Data about app and page elements
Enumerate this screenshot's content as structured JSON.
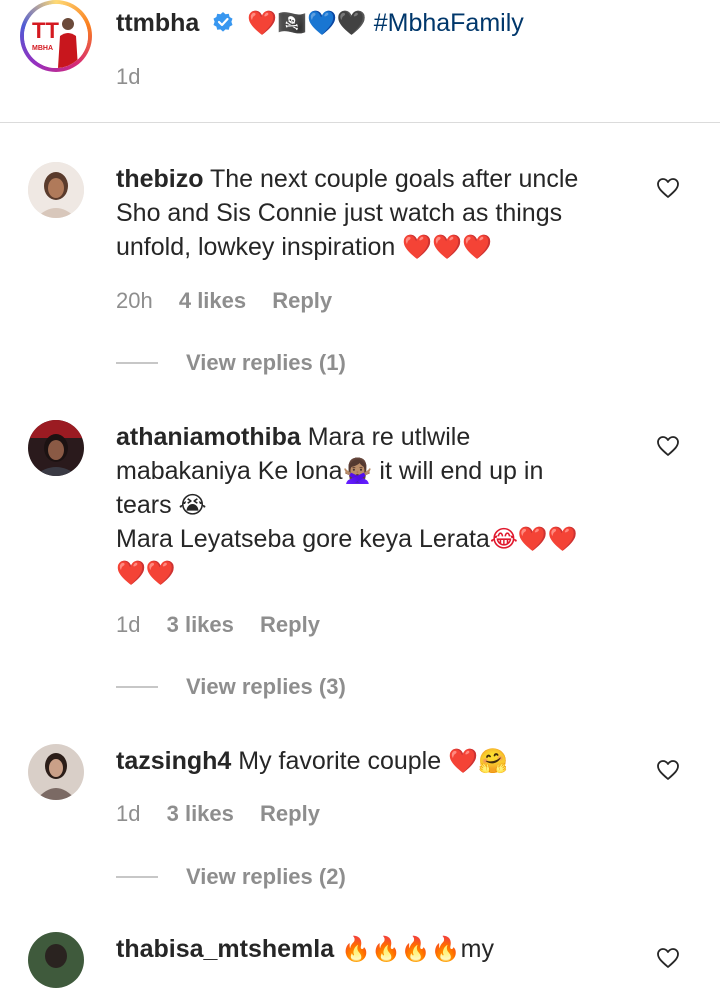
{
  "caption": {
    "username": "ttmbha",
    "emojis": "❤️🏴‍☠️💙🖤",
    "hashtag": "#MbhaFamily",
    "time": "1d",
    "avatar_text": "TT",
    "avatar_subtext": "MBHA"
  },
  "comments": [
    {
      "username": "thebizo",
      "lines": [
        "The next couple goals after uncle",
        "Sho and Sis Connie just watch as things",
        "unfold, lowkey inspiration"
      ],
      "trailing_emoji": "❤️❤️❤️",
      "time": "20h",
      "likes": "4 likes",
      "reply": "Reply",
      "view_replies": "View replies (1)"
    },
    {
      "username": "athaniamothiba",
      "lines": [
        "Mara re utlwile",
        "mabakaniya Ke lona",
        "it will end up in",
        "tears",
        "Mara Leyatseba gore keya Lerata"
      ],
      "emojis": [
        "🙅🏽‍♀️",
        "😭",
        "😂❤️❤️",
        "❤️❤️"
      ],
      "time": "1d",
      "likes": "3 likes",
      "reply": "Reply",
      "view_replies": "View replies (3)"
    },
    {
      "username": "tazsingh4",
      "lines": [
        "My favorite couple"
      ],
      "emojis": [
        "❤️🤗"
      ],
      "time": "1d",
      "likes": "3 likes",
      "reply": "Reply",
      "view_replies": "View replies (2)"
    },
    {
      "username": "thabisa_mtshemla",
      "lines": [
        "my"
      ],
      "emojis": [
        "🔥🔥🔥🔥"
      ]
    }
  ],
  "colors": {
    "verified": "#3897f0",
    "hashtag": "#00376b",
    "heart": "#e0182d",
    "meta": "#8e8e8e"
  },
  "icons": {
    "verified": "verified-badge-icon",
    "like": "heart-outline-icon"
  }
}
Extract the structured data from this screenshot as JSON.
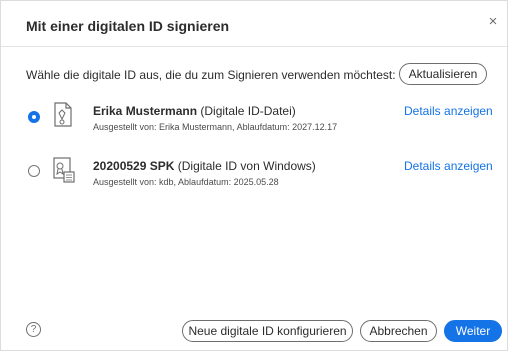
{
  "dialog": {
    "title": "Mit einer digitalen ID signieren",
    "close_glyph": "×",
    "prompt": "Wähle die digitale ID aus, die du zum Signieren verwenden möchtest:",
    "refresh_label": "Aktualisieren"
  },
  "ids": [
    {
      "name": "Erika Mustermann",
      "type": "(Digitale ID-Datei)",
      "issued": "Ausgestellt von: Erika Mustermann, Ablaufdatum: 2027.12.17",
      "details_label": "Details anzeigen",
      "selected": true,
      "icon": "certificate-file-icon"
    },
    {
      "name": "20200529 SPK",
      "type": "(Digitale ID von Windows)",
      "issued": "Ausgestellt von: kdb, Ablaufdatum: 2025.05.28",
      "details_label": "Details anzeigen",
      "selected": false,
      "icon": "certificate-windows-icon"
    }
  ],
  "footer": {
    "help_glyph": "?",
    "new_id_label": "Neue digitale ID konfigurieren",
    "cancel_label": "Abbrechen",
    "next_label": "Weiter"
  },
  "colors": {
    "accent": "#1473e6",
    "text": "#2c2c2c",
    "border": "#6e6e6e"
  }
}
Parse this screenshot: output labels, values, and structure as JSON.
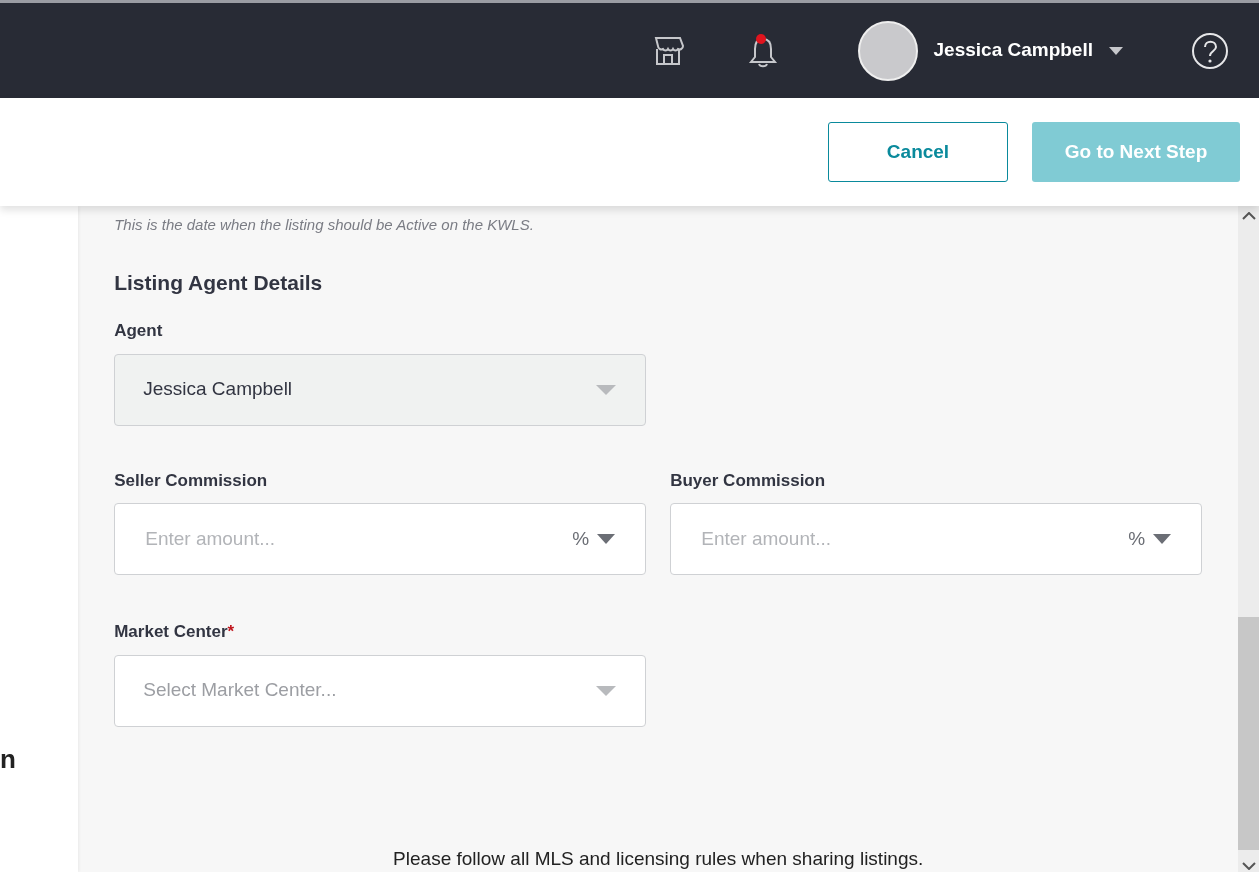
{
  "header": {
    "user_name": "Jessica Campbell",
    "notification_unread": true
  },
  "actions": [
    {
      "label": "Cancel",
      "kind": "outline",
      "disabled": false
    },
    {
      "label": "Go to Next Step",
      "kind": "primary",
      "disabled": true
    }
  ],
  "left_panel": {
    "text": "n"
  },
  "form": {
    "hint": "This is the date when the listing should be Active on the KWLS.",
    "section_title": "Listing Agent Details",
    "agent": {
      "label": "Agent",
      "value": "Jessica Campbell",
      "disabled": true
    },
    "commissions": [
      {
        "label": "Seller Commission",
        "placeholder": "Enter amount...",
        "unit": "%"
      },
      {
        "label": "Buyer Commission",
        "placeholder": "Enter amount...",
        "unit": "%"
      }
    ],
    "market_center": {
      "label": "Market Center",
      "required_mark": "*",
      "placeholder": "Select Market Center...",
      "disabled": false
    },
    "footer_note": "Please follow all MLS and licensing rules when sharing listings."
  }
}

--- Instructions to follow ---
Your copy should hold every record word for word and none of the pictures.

--- Result of this exercise ---
Enumerate this screenshot's content as structured JSON.
{
  "caption": {
    "username": "ttmbha",
    "emojis": "❤️🏴‍☠️💙🖤",
    "hashtag": "#MbhaFamily",
    "time": "1d",
    "avatar_text": "TT",
    "avatar_subtext": "MBHA"
  },
  "comments": [
    {
      "username": "thebizo",
      "lines": [
        "The next couple goals after uncle",
        "Sho and Sis Connie just watch as things",
        "unfold, lowkey inspiration"
      ],
      "trailing_emoji": "❤️❤️❤️",
      "time": "20h",
      "likes": "4 likes",
      "reply": "Reply",
      "view_replies": "View replies (1)"
    },
    {
      "username": "athaniamothiba",
      "lines": [
        "Mara re utlwile",
        "mabakaniya Ke lona",
        "it will end up in",
        "tears",
        "Mara Leyatseba gore keya Lerata"
      ],
      "emojis": [
        "🙅🏽‍♀️",
        "😭",
        "😂❤️❤️",
        "❤️❤️"
      ],
      "time": "1d",
      "likes": "3 likes",
      "reply": "Reply",
      "view_replies": "View replies (3)"
    },
    {
      "username": "tazsingh4",
      "lines": [
        "My favorite couple"
      ],
      "emojis": [
        "❤️🤗"
      ],
      "time": "1d",
      "likes": "3 likes",
      "reply": "Reply",
      "view_replies": "View replies (2)"
    },
    {
      "username": "thabisa_mtshemla",
      "lines": [
        "my"
      ],
      "emojis": [
        "🔥🔥🔥🔥"
      ]
    }
  ],
  "colors": {
    "verified": "#3897f0",
    "hashtag": "#00376b",
    "heart": "#e0182d",
    "meta": "#8e8e8e"
  },
  "icons": {
    "verified": "verified-badge-icon",
    "like": "heart-outline-icon"
  }
}
Extract the structured data from this screenshot as JSON.
{
  "dialog": {
    "title": "Mit einer digitalen ID signieren",
    "close_glyph": "×",
    "prompt": "Wähle die digitale ID aus, die du zum Signieren verwenden möchtest:",
    "refresh_label": "Aktualisieren"
  },
  "ids": [
    {
      "name": "Erika Mustermann",
      "type": "(Digitale ID-Datei)",
      "issued": "Ausgestellt von: Erika Mustermann, Ablaufdatum: 2027.12.17",
      "details_label": "Details anzeigen",
      "selected": true,
      "icon": "certificate-file-icon"
    },
    {
      "name": "20200529 SPK",
      "type": "(Digitale ID von Windows)",
      "issued": "Ausgestellt von: kdb, Ablaufdatum: 2025.05.28",
      "details_label": "Details anzeigen",
      "selected": false,
      "icon": "certificate-windows-icon"
    }
  ],
  "footer": {
    "help_glyph": "?",
    "new_id_label": "Neue digitale ID konfigurieren",
    "cancel_label": "Abbrechen",
    "next_label": "Weiter"
  },
  "colors": {
    "accent": "#1473e6",
    "text": "#2c2c2c",
    "border": "#6e6e6e"
  }
}
Parse this screenshot: output labels, values, and structure as JSON.
{
  "header": {
    "user_name": "Jessica Campbell",
    "notification_unread": true
  },
  "actions": [
    {
      "label": "Cancel",
      "kind": "outline",
      "disabled": false
    },
    {
      "label": "Go to Next Step",
      "kind": "primary",
      "disabled": true
    }
  ],
  "left_panel": {
    "text": "n"
  },
  "form": {
    "hint": "This is the date when the listing should be Active on the KWLS.",
    "section_title": "Listing Agent Details",
    "agent": {
      "label": "Agent",
      "value": "Jessica Campbell",
      "disabled": true
    },
    "commissions": [
      {
        "label": "Seller Commission",
        "placeholder": "Enter amount...",
        "unit": "%"
      },
      {
        "label": "Buyer Commission",
        "placeholder": "Enter amount...",
        "unit": "%"
      }
    ],
    "market_center": {
      "label": "Market Center",
      "required_mark": "*",
      "placeholder": "Select Market Center...",
      "disabled": false
    },
    "footer_note": "Please follow all MLS and licensing rules when sharing listings."
  }
}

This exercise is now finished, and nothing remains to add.